07/01/04 Exotic Animals Trade
Animal Friends' first protest against selling of exotic animals in pet shops; we ask for ban of exotic animals trade!
As a result of growing trend of buying exotic animals as pets, and their popularization in media, Animal Friends warns about cruelty incorporated in exotic animals trade.
On Thursday, July 1, 2004, at noon, in front of Pet Center in Heinzelova 62, our activists will cage up an exotic animal, hold banners and hand out flyers. We ask public not to participate in inhuman exotic animal trade by not buying such animals and asking pet shop owners not to sell them.
Each year great number of people buys exotic animals as pets, such as tropical birds, reptiles (snakes and lizards), prairie dogs, fish, turtles, apes and alike.
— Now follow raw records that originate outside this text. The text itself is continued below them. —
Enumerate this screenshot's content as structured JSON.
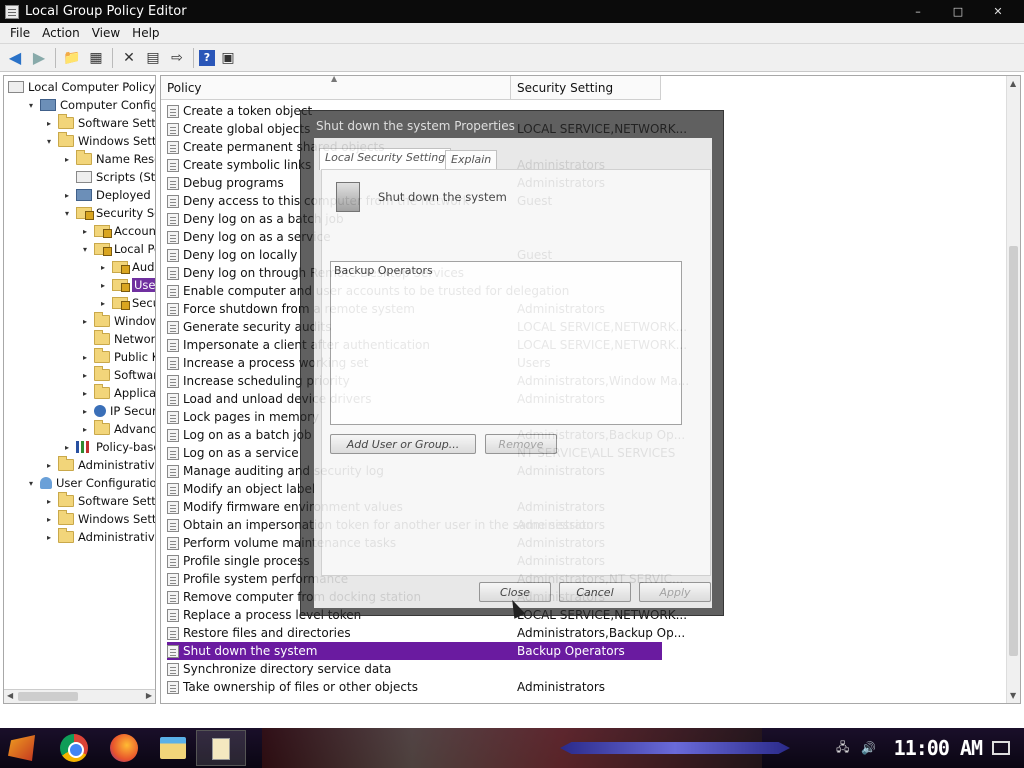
{
  "window": {
    "title": "Local Group Policy Editor",
    "controls": [
      "–",
      "□",
      "✕"
    ]
  },
  "menu": [
    "File",
    "Action",
    "View",
    "Help"
  ],
  "toolbar": {
    "icons": [
      "back-arrow-icon",
      "forward-arrow-icon",
      "up-folder-icon",
      "show-hide-tree-icon",
      "delete-icon",
      "properties-icon",
      "export-list-icon",
      "help-icon",
      "show-pane-icon"
    ]
  },
  "tree": [
    {
      "label": "Local Computer Policy",
      "level": 0,
      "exp": "",
      "icon": "policy"
    },
    {
      "label": "Computer Configuration",
      "level": 1,
      "exp": "▾",
      "icon": "computer"
    },
    {
      "label": "Software Settings",
      "level": 2,
      "exp": "▸",
      "icon": "folder"
    },
    {
      "label": "Windows Settings",
      "level": 2,
      "exp": "▾",
      "icon": "folder"
    },
    {
      "label": "Name Resolution Policy",
      "level": 3,
      "exp": "▸",
      "icon": "folder"
    },
    {
      "label": "Scripts (Startup/Shutdown)",
      "level": 3,
      "exp": "",
      "icon": "script"
    },
    {
      "label": "Deployed Printers",
      "level": 3,
      "exp": "▸",
      "icon": "computer"
    },
    {
      "label": "Security Settings",
      "level": 3,
      "exp": "▾",
      "icon": "lockfolder"
    },
    {
      "label": "Account Policies",
      "level": 4,
      "exp": "▸",
      "icon": "lockfolder"
    },
    {
      "label": "Local Policies",
      "level": 4,
      "exp": "▾",
      "icon": "lockfolder"
    },
    {
      "label": "Audit Policy",
      "level": 5,
      "exp": "▸",
      "icon": "lockfolder"
    },
    {
      "label": "User Rights Assignment",
      "level": 5,
      "exp": "▸",
      "icon": "lockfolder",
      "selected": true
    },
    {
      "label": "Security Options",
      "level": 5,
      "exp": "▸",
      "icon": "lockfolder"
    },
    {
      "label": "Windows Firewall",
      "level": 4,
      "exp": "▸",
      "icon": "folder"
    },
    {
      "label": "Network List Manager",
      "level": 4,
      "exp": "",
      "icon": "folder"
    },
    {
      "label": "Public Key Policies",
      "level": 4,
      "exp": "▸",
      "icon": "folder"
    },
    {
      "label": "Software Restriction",
      "level": 4,
      "exp": "▸",
      "icon": "folder"
    },
    {
      "label": "Application Control",
      "level": 4,
      "exp": "▸",
      "icon": "folder"
    },
    {
      "label": "IP Security Policies",
      "level": 4,
      "exp": "▸",
      "icon": "ipsec"
    },
    {
      "label": "Advanced Audit",
      "level": 4,
      "exp": "▸",
      "icon": "folder"
    },
    {
      "label": "Policy-based QoS",
      "level": 3,
      "exp": "▸",
      "icon": "chart"
    },
    {
      "label": "Administrative Templates",
      "level": 2,
      "exp": "▸",
      "icon": "folder"
    },
    {
      "label": "User Configuration",
      "level": 1,
      "exp": "▾",
      "icon": "user"
    },
    {
      "label": "Software Settings",
      "level": 2,
      "exp": "▸",
      "icon": "folder"
    },
    {
      "label": "Windows Settings",
      "level": 2,
      "exp": "▸",
      "icon": "folder"
    },
    {
      "label": "Administrative Templates",
      "level": 2,
      "exp": "▸",
      "icon": "folder"
    }
  ],
  "list": {
    "columns": [
      "Policy",
      "Security Setting"
    ],
    "rows": [
      {
        "policy": "Create a token object",
        "setting": ""
      },
      {
        "policy": "Create global objects",
        "setting": "LOCAL SERVICE,NETWORK..."
      },
      {
        "policy": "Create permanent shared objects",
        "setting": ""
      },
      {
        "policy": "Create symbolic links",
        "setting": "Administrators"
      },
      {
        "policy": "Debug programs",
        "setting": "Administrators"
      },
      {
        "policy": "Deny access to this computer from the network",
        "setting": "Guest"
      },
      {
        "policy": "Deny log on as a batch job",
        "setting": ""
      },
      {
        "policy": "Deny log on as a service",
        "setting": ""
      },
      {
        "policy": "Deny log on locally",
        "setting": "Guest"
      },
      {
        "policy": "Deny log on through Remote Desktop Services",
        "setting": ""
      },
      {
        "policy": "Enable computer and user accounts to be trusted for delegation",
        "setting": ""
      },
      {
        "policy": "Force shutdown from a remote system",
        "setting": "Administrators"
      },
      {
        "policy": "Generate security audits",
        "setting": "LOCAL SERVICE,NETWORK..."
      },
      {
        "policy": "Impersonate a client after authentication",
        "setting": "LOCAL SERVICE,NETWORK..."
      },
      {
        "policy": "Increase a process working set",
        "setting": "Users"
      },
      {
        "policy": "Increase scheduling priority",
        "setting": "Administrators,Window Ma..."
      },
      {
        "policy": "Load and unload device drivers",
        "setting": "Administrators"
      },
      {
        "policy": "Lock pages in memory",
        "setting": ""
      },
      {
        "policy": "Log on as a batch job",
        "setting": "Administrators,Backup Op..."
      },
      {
        "policy": "Log on as a service",
        "setting": "NT SERVICE\\ALL SERVICES"
      },
      {
        "policy": "Manage auditing and security log",
        "setting": "Administrators"
      },
      {
        "policy": "Modify an object label",
        "setting": ""
      },
      {
        "policy": "Modify firmware environment values",
        "setting": "Administrators"
      },
      {
        "policy": "Obtain an impersonation token for another user in the same session",
        "setting": "Administrators"
      },
      {
        "policy": "Perform volume maintenance tasks",
        "setting": "Administrators"
      },
      {
        "policy": "Profile single process",
        "setting": "Administrators"
      },
      {
        "policy": "Profile system performance",
        "setting": "Administrators,NT SERVIC..."
      },
      {
        "policy": "Remove computer from docking station",
        "setting": "Administrators"
      },
      {
        "policy": "Replace a process level token",
        "setting": "LOCAL SERVICE,NETWORK..."
      },
      {
        "policy": "Restore files and directories",
        "setting": "Administrators,Backup Op..."
      },
      {
        "policy": "Shut down the system",
        "setting": "Backup Operators",
        "selected": true
      },
      {
        "policy": "Synchronize directory service data",
        "setting": ""
      },
      {
        "policy": "Take ownership of files or other objects",
        "setting": "Administrators"
      }
    ]
  },
  "dialog": {
    "title": "Shut down the system Properties",
    "tabs": [
      "Local Security Setting",
      "Explain"
    ],
    "policy_name": "Shut down the system",
    "members": [
      "Backup Operators"
    ],
    "buttons": {
      "add": "Add User or Group...",
      "remove": "Remove",
      "close": "Close",
      "cancel": "Cancel",
      "apply": "Apply"
    }
  },
  "taskbar": {
    "clock": "11:00 AM",
    "apps": [
      "start-icon",
      "chrome-icon",
      "firefox-icon",
      "file-explorer-icon",
      "group-policy-taskbar-item"
    ]
  }
}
In pet shops those animals are kept in tiny, inappropriate and unhygienic conditions. Because of their high prices they can stay in pet shop for very long time awaiting for buyers. They are placed in narrow cages and terrariums which are too small and inappropriate for particular species and workers in pet shops are not educated well enough on specific needs of such animals. Animals don't belong in narrow cages, terrariums or aquariums, but in their natural surroundings.
Animal Friends will report pet shops which sell exotic animals in Zagreb to Veterinary inspection which will evaluate how (in)appropriate are the conditions of keeping and selling of those animal.
It is estimated that worldwide, often illegal, trade in exotic animals includes around 350 millions of live animals which worth over 20 billions of US dollars, what puts exotic animal trade in a third place of illegal trades, right after drugs trade and arms trade.
Taken from their natural environment, over 90% of animals end up injured: during hunt and transport, because of exposure to extreme heat and cold, shortage of food and water, overcrowded conditions in closed boxes and bags and they often suffer from infectious diseases. Before the ship transport, birds are often force-fed, their wings and beaks are tied, and they are pushed in narrow luggage. Stolen eggs of birds and lizards are hidden in specially made waistcoats. Lizards are being drugged and stuffed in containers with double bottoms. Baby turtles are tied in a way they are closed in their shells, wrapped in socks and stuffed in tubes, and baby pythons are stored in CD boxes.
Many pet shops sell exotic animals to inexperienced people, and provide inadequate and false information on the needs of the animal. Animals die because of inappropriate diet, unnatural and uncomfortable surrounding, loneliness and stress in captivity. Exotic animals can be carriers of dangerous infectious diseases, such as rabies, tuberculosis, hepatitis, leptospirosis, salmonella, and cause serious health problems to their owners. Most veterinarians in Croatia are not educated for making the diagnosis and treatment of exotic animals' illnesses.
In proposal for new Animal Welfare Act, made by our organization, which is expected to be discussed in parliament some time in September, Animal Friends asks for the ban of breeding, selling and keeping of animals that are on CITES's (Convention on International Trade in Endangered Species of Wild Fauna and Flora) list of exotic animals.
We think that the biggest efforts must be made in enforcement of legal bans and in education of border workers and others who professionally deal with this issue, and in introducing of inspectors' control on critical places of entry and exit of the country, what would make smuggling of animals less possible.
We must not allow that because of bad control and enforcement of laws Croatia becomes exotic animal trade paradise. When animals are taken away from natural surrounding, it effects entire populations and ecosystems. Instead of supporting inhumane exotic animal trade, we ask citizens to provide homes for abandoned animals placed in shelters.